What you might  look for at this point in the season:

Seeding issues. This is the perfect time to check that the seeding job measured up to expectations, and if seeding equipment met your needs. Look for emergence patterns that may indicate an issue with depth control, leveling, compaction, packing or speed that can be adjusted for next year.  “If you adjusted something within your program — such as tried a new blend or type of fertilizer, or had an “oops” with unexpected input rates — take a look at these areas to see if they might teach you something important,” Gabert says.

Plant Stand. Record the plants per square foot at various locations to see how well canola established with your combination of variety, seeding rate, equipment and moisture. Keep this information along with seeding rate, rainfall before and after seeding, soil temperature at seeding, and general soil conditions (lumpy, mellow, etc.). This data will help establish and understand your seedling survival rate.
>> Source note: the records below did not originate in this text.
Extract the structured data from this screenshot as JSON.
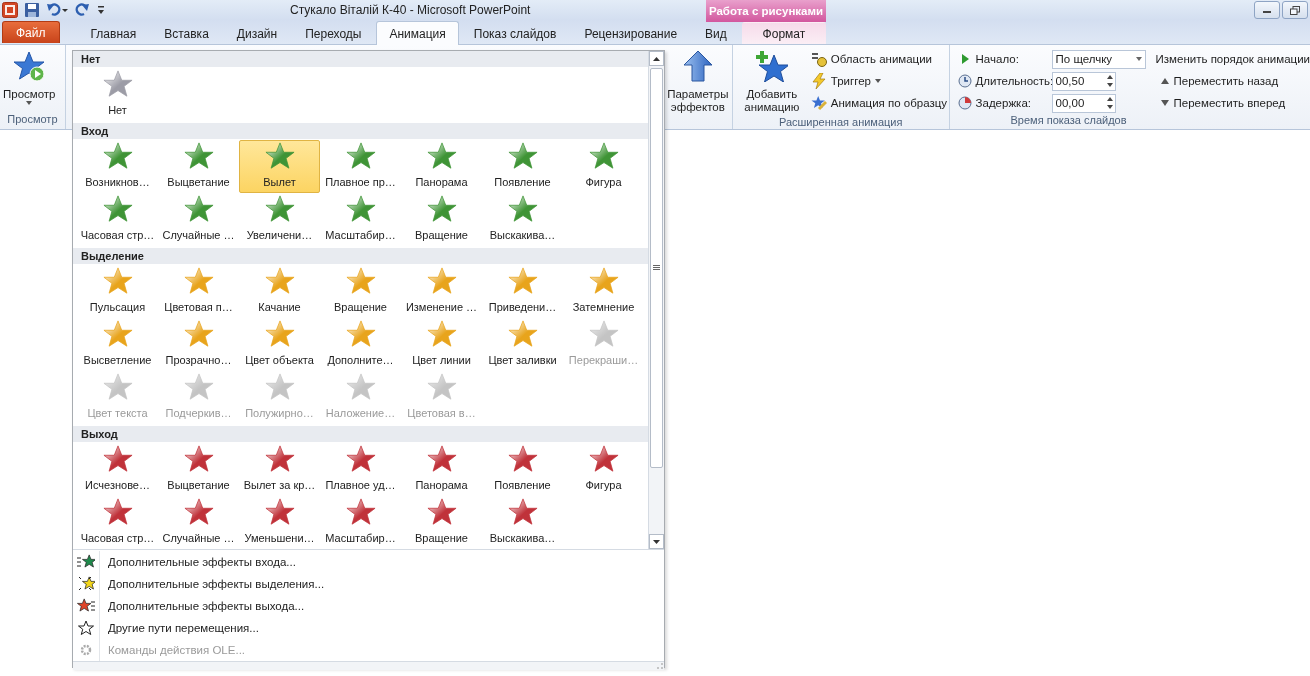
{
  "window": {
    "title": "Стукало Віталій К-40  -  Microsoft PowerPoint",
    "contextual_group": "Работа с рисунками"
  },
  "tabs": [
    {
      "label": "Файл",
      "kind": "file",
      "selected": false
    },
    {
      "label": "Главная",
      "kind": "normal",
      "selected": false
    },
    {
      "label": "Вставка",
      "kind": "normal",
      "selected": false
    },
    {
      "label": "Дизайн",
      "kind": "normal",
      "selected": false
    },
    {
      "label": "Переходы",
      "kind": "normal",
      "selected": false
    },
    {
      "label": "Анимация",
      "kind": "normal",
      "selected": true
    },
    {
      "label": "Показ слайдов",
      "kind": "normal",
      "selected": false
    },
    {
      "label": "Рецензирование",
      "kind": "normal",
      "selected": false
    },
    {
      "label": "Вид",
      "kind": "normal",
      "selected": false
    },
    {
      "label": "Формат",
      "kind": "contextual",
      "selected": false
    }
  ],
  "preview": {
    "button": "Просмотр",
    "group": "Просмотр"
  },
  "effect_options": {
    "label": "Параметры эффектов"
  },
  "advanced": {
    "add": "Добавить анимацию",
    "group": "Расширенная анимация",
    "items": [
      {
        "kind": "pane",
        "label": "Область анимации"
      },
      {
        "kind": "trigger",
        "label": "Триггер"
      },
      {
        "kind": "painter",
        "label": "Анимация по образцу"
      }
    ]
  },
  "timing": {
    "start_label": "Начало:",
    "start_value": "По щелчку",
    "duration_label": "Длительность:",
    "duration_value": "00,50",
    "delay_label": "Задержка:",
    "delay_value": "00,00",
    "reorder_title": "Изменить порядок анимации",
    "move_back": "Переместить назад",
    "move_forward": "Переместить вперед",
    "group": "Время показа слайдов"
  },
  "gallery": {
    "sections": [
      {
        "title": "Нет",
        "color": "#9c9ca6",
        "items": [
          {
            "label": "Нет",
            "selected": false,
            "disabled": false
          }
        ]
      },
      {
        "title": "Вход",
        "color": "#3f9436",
        "items": [
          {
            "label": "Возникнов…",
            "selected": false,
            "disabled": false
          },
          {
            "label": "Выцветание",
            "selected": false,
            "disabled": false
          },
          {
            "label": "Вылет",
            "selected": true,
            "disabled": false
          },
          {
            "label": "Плавное пр…",
            "selected": false,
            "disabled": false
          },
          {
            "label": "Панорама",
            "selected": false,
            "disabled": false
          },
          {
            "label": "Появление",
            "selected": false,
            "disabled": false
          },
          {
            "label": "Фигура",
            "selected": false,
            "disabled": false
          },
          {
            "label": "Часовая стр…",
            "selected": false,
            "disabled": false
          },
          {
            "label": "Случайные …",
            "selected": false,
            "disabled": false
          },
          {
            "label": "Увеличени…",
            "selected": false,
            "disabled": false
          },
          {
            "label": "Масштабир…",
            "selected": false,
            "disabled": false
          },
          {
            "label": "Вращение",
            "selected": false,
            "disabled": false
          },
          {
            "label": "Выскакива…",
            "selected": false,
            "disabled": false
          }
        ]
      },
      {
        "title": "Выделение",
        "color": "#e8a41c",
        "items": [
          {
            "label": "Пульсация",
            "selected": false,
            "disabled": false
          },
          {
            "label": "Цветовая п…",
            "selected": false,
            "disabled": false
          },
          {
            "label": "Качание",
            "selected": false,
            "disabled": false
          },
          {
            "label": "Вращение",
            "selected": false,
            "disabled": false
          },
          {
            "label": "Изменение …",
            "selected": false,
            "disabled": false
          },
          {
            "label": "Приведени…",
            "selected": false,
            "disabled": false
          },
          {
            "label": "Затемнение",
            "selected": false,
            "disabled": false
          },
          {
            "label": "Высветление",
            "selected": false,
            "disabled": false
          },
          {
            "label": "Прозрачно…",
            "selected": false,
            "disabled": false
          },
          {
            "label": "Цвет объекта",
            "selected": false,
            "disabled": false
          },
          {
            "label": "Дополните…",
            "selected": false,
            "disabled": false
          },
          {
            "label": "Цвет линии",
            "selected": false,
            "disabled": false
          },
          {
            "label": "Цвет заливки",
            "selected": false,
            "disabled": false
          },
          {
            "label": "Перекраши…",
            "selected": false,
            "disabled": true
          },
          {
            "label": "Цвет текста",
            "selected": false,
            "disabled": true
          },
          {
            "label": "Подчеркив…",
            "selected": false,
            "disabled": true
          },
          {
            "label": "Полужирно…",
            "selected": false,
            "disabled": true
          },
          {
            "label": "Наложение…",
            "selected": false,
            "disabled": true
          },
          {
            "label": "Цветовая в…",
            "selected": false,
            "disabled": true
          }
        ]
      },
      {
        "title": "Выход",
        "color": "#c0323a",
        "items": [
          {
            "label": "Исчезнове…",
            "selected": false,
            "disabled": false
          },
          {
            "label": "Выцветание",
            "selected": false,
            "disabled": false
          },
          {
            "label": "Вылет за кр…",
            "selected": false,
            "disabled": false
          },
          {
            "label": "Плавное уд…",
            "selected": false,
            "disabled": false
          },
          {
            "label": "Панорама",
            "selected": false,
            "disabled": false
          },
          {
            "label": "Появление",
            "selected": false,
            "disabled": false
          },
          {
            "label": "Фигура",
            "selected": false,
            "disabled": false
          },
          {
            "label": "Часовая стр…",
            "selected": false,
            "disabled": false
          },
          {
            "label": "Случайные …",
            "selected": false,
            "disabled": false
          },
          {
            "label": "Уменьшени…",
            "selected": false,
            "disabled": false
          },
          {
            "label": "Масштабир…",
            "selected": false,
            "disabled": false
          },
          {
            "label": "Вращение",
            "selected": false,
            "disabled": false
          },
          {
            "label": "Выскакива…",
            "selected": false,
            "disabled": false
          }
        ]
      }
    ],
    "menu": [
      {
        "kind": "entrance",
        "label": "Дополнительные эффекты входа...",
        "disabled": false
      },
      {
        "kind": "emphasis",
        "label": "Дополнительные эффекты выделения...",
        "disabled": false
      },
      {
        "kind": "exit",
        "label": "Дополнительные эффекты выхода...",
        "disabled": false
      },
      {
        "kind": "path",
        "label": "Другие пути перемещения...",
        "disabled": false
      },
      {
        "kind": "ole",
        "label": "Команды действия OLE...",
        "disabled": true
      }
    ]
  }
}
Frost damage. When canola fields get an early season frost, wait at least 4 days after the frost even to assess regrowth before making any decision regarding reseeding.

Weeds. Pre-seed and/or early in-crop are the most economic times to spray for weeds. This gets weeds when they’re small and easier to control, and before they can take up moisture and nutrients you want for the crop.

Flea beetles. Canola is at risk up to the 4-leaf stage. If flea beetles are overwhelming the seed treatment, then consider a spray if 25% of leaf area has been eaten and flea beetles are still actively feeding on the crop.  Examine newer leaves for recent damage. Canola seed treatments require a bit of feeding to stop flea beetles, so older leaves may be damaged for this reason while newer leaves may be undamaged.

Cutworms. Look for bare patches and dig around the perimeter of the patch to look for cutworms just below the soil surface.  A number of insecticide options exist for cutworm control. However, if scouting determines that wireworms or gophers are the problem, the sprayer will not work on either of those pests.

Seedling diseases. Stem damage near or below the soil surface is likely seedling disease. Nothing can be done to stop seedling damage, but identifying the problem can help with planning for next year. For  example, seedling diseases can be more common in canola seeded too deep into cool and wet soils.

“These are some of many issues worth scouting at seedling and rosette stages. Keep an open mind to any possible cause. It may take some extra sleuthing to find the answer, but knowing the answer will make sure you take the right action,” Gabert says. “The new Canola Diagnostic Tool at www.canoladiagnostictool.ca can help you work through all possible scenarios.”

After three weeks, canola plants are usually well established, competitive and can sustain more damage. A canola crop is never free from threats and scouting should continue all season long, but the weekly attention is critical this time of year.

Sign up for the free Canola Watch newsletter at www.canolawatch.org and follow @CanolaWatch on Twitter. For more on hiring an agronomist, enter this link for a full Canola Watch article: http://www.canolawatch.org/2012/12/05/do-you-have-the-time-ing/

END

For more information, media can contact Canola Council of Canada agronomy specialist Keith Gabert or a CCC agronomy specialist in your region:

Keith Gabert, Central Alberta South
gaberta@canolacouncil.org
587-377-0557

OR


Kristen Phillips, Manitoba
phillipsk@canolacouncil.org
204-720-6923

Shawn Senko, Eastern Saskatchewan
senkos@canolacouncil.org
306-270-9307

Clint Jurke, Western Saskatchewan
jurkec@canolacouncil.org
306-821-2935

Autumn Holmes-Saltzman, Southern Alberta,
saltzmana@canolacouncil.org
587-425-0999

Dan Orchard, Central Alberta North
orchardd@canolacouncil.org
780-777-9923

Greg Sekulic, Peace Region of Alberta and B.C.,
sekulicg@canolacouncil.org
780-832-2382
 
This media release is supported regionally by:
Alberta Canola Producers Commission; SaskCanola; Manitoba Canola Growers Association; Canola Council of Canada; Peace River Agriculture Development Fund; B.C. Ministry of Agriculture & Lands.